When you think about veterinary surgeries it most likely conjures up images similar to James Herriot’s All Creatures Great and Small. Of a friendly and harmonious workplace where everyone has worked so closely together for so long in a predominantly caring roll that the team is more like a family than colleagues. Sadly, for many vet staff, this is most definitely not the case.
A new survey by the British Veterinary Union (BVU) in Unite has revealed a toxic environment with long hours, stress, low morale and bullying.
“Most vets work very long hours and mostly paid overtime is a foreign concept. Because of the nature of the work it is just expected that you will stay as long as it takes to get the job done,” said Suzanna Hudson-Cooke, BVU branch chair.
“A lot of vets will also work a share of weekends and do on call work. If you work somewhere where you’re expected to do 15 minute consultations you can easily end up sacrificing toilet and drink breaks to try not to fall behind,” she added.
Shocking results from the pilot survey of 260 vets and nurses revealed that as many as 51 per cent had directly experienced bullying by a line manager and 39 per cent by a colleague.
As a result of bullying, one in four of those surveyed had resigned and left their workplaces while 27 per cent of the affected participants did not report their concerns to the management for fear of reprisal.
“Lack of training in management is a big issue in the industry. A change in the governing body has meant that anyone can own a vet practice. A lot of them are now owned by corporations but without any corporate structure. They tend to let the practice run as it is and only step in if there’s an issue with profits,” said Suzanna.
“A lot of the bullying is top down. Senior vets bullying more junior ones or vets bullying veterinary nurses. It is a horrible atmosphere to work in but we are sort of expected to just suck it up,” she added.
Gender pay gap
It doesn’t help that there is a big equal pay problem with no real pay structure and most salaries set around hearsay – what vets think colleagues are earning in other practices. Like many industries there is a bit gender pay gap.
“Veterinary work is a feminised profession with maybe as much as 80 per cent of vet and vet nurse roles filled by women. In contrast most of the people at the top in leadership roles are men,” said Suzanna.
“Pay disparity in any workplace causes feelings of resentment amongst employees. Staff who are paid less than a colleague doing the same work can feel undervalued, have low morale and even depression,” she added.

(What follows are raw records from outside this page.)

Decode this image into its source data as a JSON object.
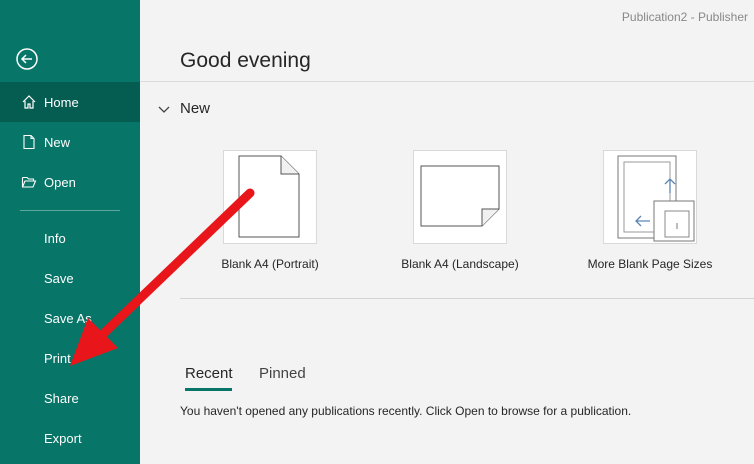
{
  "window": {
    "app_title": "Publication2  -  Publisher"
  },
  "sidebar": {
    "back_label": "Back",
    "items": [
      {
        "label": "Home",
        "icon": "home-icon",
        "active": true
      },
      {
        "label": "New",
        "icon": "new-document-icon"
      },
      {
        "label": "Open",
        "icon": "open-folder-icon"
      },
      {
        "label": "Info"
      },
      {
        "label": "Save"
      },
      {
        "label": "Save As"
      },
      {
        "label": "Print"
      },
      {
        "label": "Share"
      },
      {
        "label": "Export"
      }
    ]
  },
  "main": {
    "greeting": "Good evening",
    "new_section": {
      "label": "New",
      "templates": [
        {
          "label": "Blank A4 (Portrait)",
          "icon": "portrait-page-icon"
        },
        {
          "label": "Blank A4 (Landscape)",
          "icon": "landscape-page-icon"
        },
        {
          "label": "More Blank Page Sizes",
          "icon": "more-page-sizes-icon"
        }
      ]
    },
    "tabs": [
      {
        "label": "Recent",
        "active": true
      },
      {
        "label": "Pinned"
      }
    ],
    "empty_message": "You haven't opened any publications recently. Click Open to browse for a publication."
  },
  "colors": {
    "sidebar_bg": "#077568",
    "sidebar_active": "#055d52",
    "annotation_arrow": "#e8161b"
  }
}
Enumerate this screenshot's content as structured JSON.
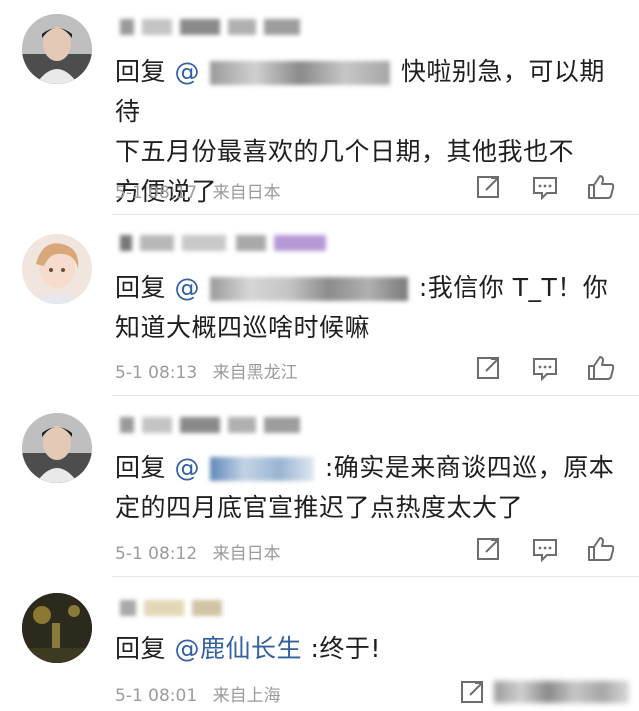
{
  "comments": [
    {
      "reply_prefix": "回复",
      "mention": "@",
      "text_line1": "快啦别急，可以期待",
      "text_line2": "下五月份最喜欢的几个日期，其他我也不",
      "text_line3": "方便说了",
      "time": "5-1 08:17",
      "source": "来自日本"
    },
    {
      "reply_prefix": "回复",
      "mention": "@",
      "text_line1": ":我信你 T_T！你",
      "text_line2": "知道大概四巡啥时候嘛",
      "time": "5-1 08:13",
      "source": "来自黑龙江"
    },
    {
      "reply_prefix": "回复",
      "mention": "@",
      "text_line1": ":确实是来商谈四巡，原本",
      "text_line2": "定的四月底官宣推迟了点热度太大了",
      "time": "5-1 08:12",
      "source": "来自日本"
    },
    {
      "reply_prefix": "回复",
      "mention": "@鹿仙长生",
      "text_line1": ":终于!",
      "time": "5-1 08:01",
      "source": "来自上海"
    }
  ],
  "icons": [
    "share-icon",
    "comment-icon",
    "like-icon"
  ],
  "colors": {
    "mention": "#34619f",
    "meta": "#9b9b9b",
    "divider": "#e6e6e6"
  }
}
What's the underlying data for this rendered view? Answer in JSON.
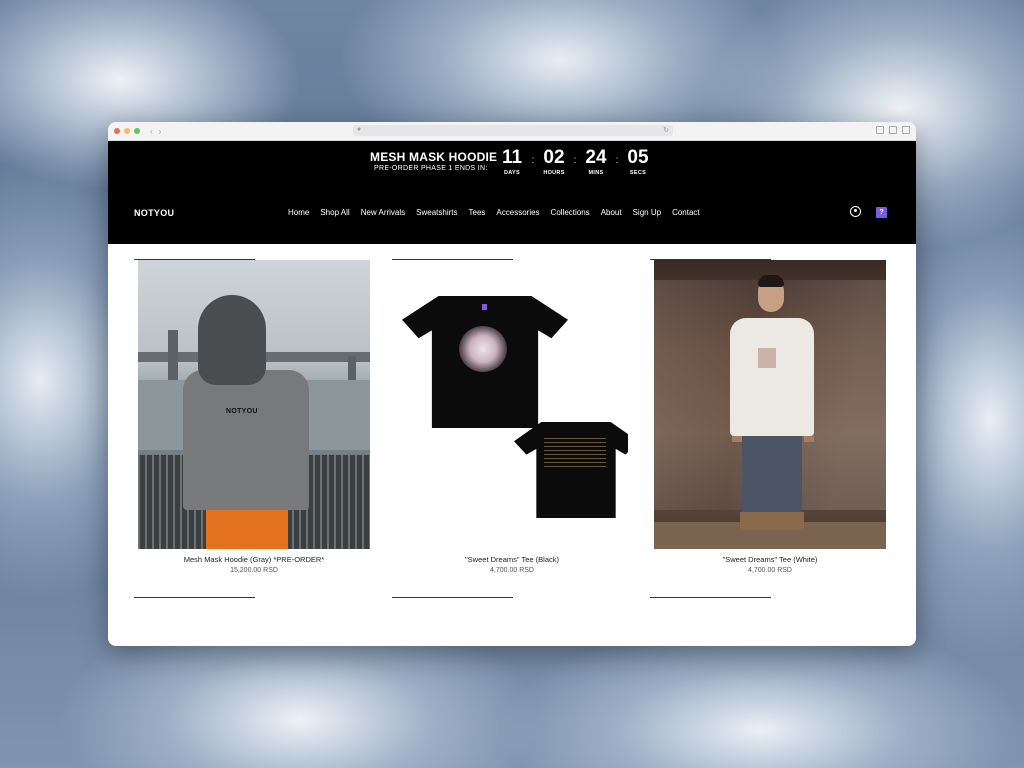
{
  "browser": {
    "traffic_lights": [
      "close",
      "minimize",
      "zoom"
    ]
  },
  "promo": {
    "title": "MESH MASK HOODIE",
    "subtitle": "PRE-ORDER PHASE 1 ENDS IN:",
    "countdown": [
      {
        "value": "11",
        "label": "DAYS"
      },
      {
        "value": "02",
        "label": "HOURS"
      },
      {
        "value": "24",
        "label": "MINS"
      },
      {
        "value": "05",
        "label": "SECS"
      }
    ],
    "separator": ":"
  },
  "header": {
    "logo": "NOTYOU",
    "nav": [
      "Home",
      "Shop All",
      "New Arrivals",
      "Sweatshirts",
      "Tees",
      "Accessories",
      "Collections",
      "About",
      "Sign Up",
      "Contact"
    ],
    "cart_badge": "?",
    "icons": [
      "user-icon",
      "shopping-bag-icon"
    ],
    "accent_color": "#7b5be0"
  },
  "products": [
    {
      "name": "Mesh Mask Hoodie (Gray) *PRE-ORDER*",
      "price": "15,200.00 RSD",
      "print": "NOTYOU"
    },
    {
      "name": "\"Sweet Dreams\" Tee (Black)",
      "price": "4,700.00 RSD"
    },
    {
      "name": "\"Sweet Dreams\" Tee (White)",
      "price": "4,700.00 RSD"
    }
  ]
}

Mental health crisis
There is already a mental health crisis within the industry with a much higher suicide rate compared to the general population.
The pilot survey revealed such shocking responses in the comments section that the BVU have decided to make some changes to the survey and tailor it more around issues raised before rolling it out further.
In the New Year the BVU section of Unite will be launching an anti-bullying campaign to support vet staff and to help practice owners and managers properly address the toxic issues within their workplaces but also put pressure on the governing body to take responsibility.
“We need to see changes now. The governing body must show they’re taking this seriously and that they won’t tolerate bullying. We cannot provide the best service to customers and their pets if we are stressed and unhappy,” said Suzanna.
“We need to change the culture within the workplaces. I believe that worker led changes are most effective. We need to empower people to know their rights, to not tolerate bullying and to stand up for themselves and their colleagues. The best way to do this is to get all veterinary workplaces unionised,” she added.
By Jody Whitehill